Look for the string "Bogota" in the listing below, then copy every line that has it.
• • • • • • •
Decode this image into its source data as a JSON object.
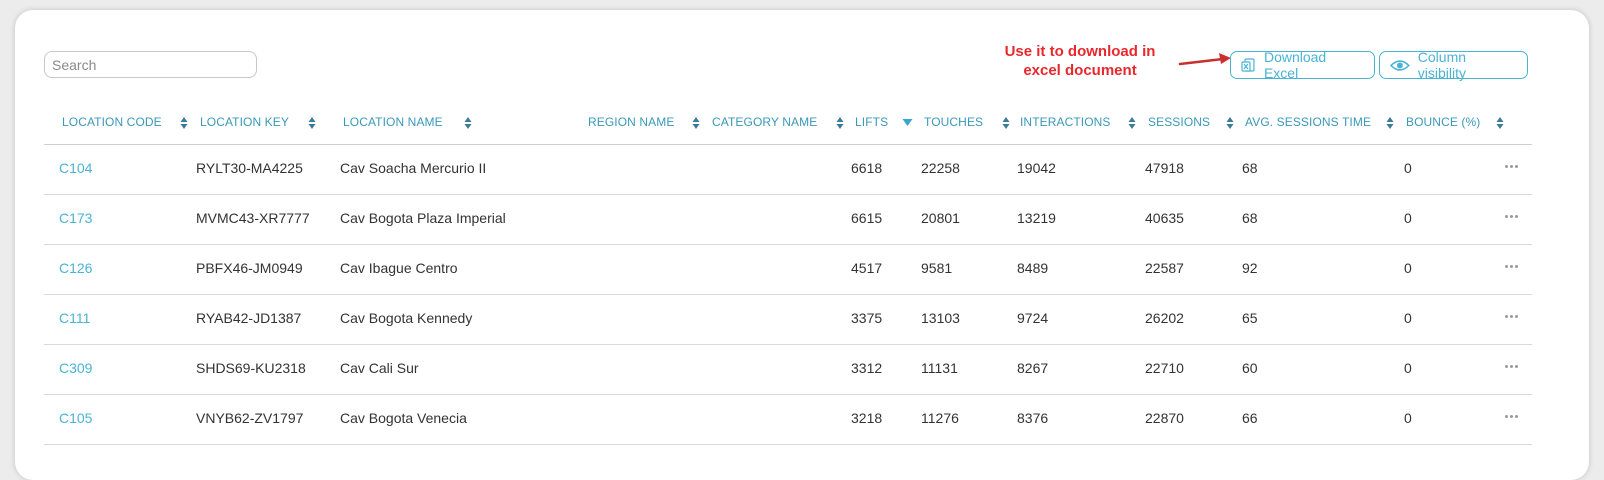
{
  "search": {
    "placeholder": "Search"
  },
  "annotation": {
    "text_line1": "Use it to download in",
    "text_line2": "excel document",
    "color": "#e8282d"
  },
  "toolbar": {
    "download_label": "Download Excel",
    "columns_label": "Column visibility"
  },
  "colors": {
    "accent": "#4ab3d4",
    "header": "#3a98b8"
  },
  "columns": [
    "LOCATION CODE",
    "LOCATION KEY",
    "LOCATION NAME",
    "REGION NAME",
    "CATEGORY NAME",
    "LIFTS",
    "TOUCHES",
    "INTERACTIONS",
    "SESSIONS",
    "AVG. SESSIONS TIME",
    "BOUNCE (%)"
  ],
  "sorted_column": "LIFTS",
  "rows": [
    {
      "code": "C104",
      "key": "RYLT30-MA4225",
      "name": "Cav Soacha Mercurio II",
      "region": "",
      "category": "",
      "lifts": "6618",
      "touches": "22258",
      "interactions": "19042",
      "sessions": "47918",
      "avg_time": "68",
      "bounce": "0"
    },
    {
      "code": "C173",
      "key": "MVMC43-XR7777",
      "name": "Cav Bogota Plaza Imperial",
      "region": "",
      "category": "",
      "lifts": "6615",
      "touches": "20801",
      "interactions": "13219",
      "sessions": "40635",
      "avg_time": "68",
      "bounce": "0"
    },
    {
      "code": "C126",
      "key": "PBFX46-JM0949",
      "name": "Cav Ibague Centro",
      "region": "",
      "category": "",
      "lifts": "4517",
      "touches": "9581",
      "interactions": "8489",
      "sessions": "22587",
      "avg_time": "92",
      "bounce": "0"
    },
    {
      "code": "C111",
      "key": "RYAB42-JD1387",
      "name": "Cav Bogota Kennedy",
      "region": "",
      "category": "",
      "lifts": "3375",
      "touches": "13103",
      "interactions": "9724",
      "sessions": "26202",
      "avg_time": "65",
      "bounce": "0"
    },
    {
      "code": "C309",
      "key": "SHDS69-KU2318",
      "name": "Cav Cali Sur",
      "region": "",
      "category": "",
      "lifts": "3312",
      "touches": "11131",
      "interactions": "8267",
      "sessions": "22710",
      "avg_time": "60",
      "bounce": "0"
    },
    {
      "code": "C105",
      "key": "VNYB62-ZV1797",
      "name": "Cav Bogota Venecia",
      "region": "",
      "category": "",
      "lifts": "3218",
      "touches": "11276",
      "interactions": "8376",
      "sessions": "22870",
      "avg_time": "66",
      "bounce": "0"
    }
  ]
}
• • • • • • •
■ COMPLETED EXERCISE:
      "name": "Cav Bogota Plaza Imperial",
      "name": "Cav Bogota Kennedy",
      "name": "Cav Bogota Venecia",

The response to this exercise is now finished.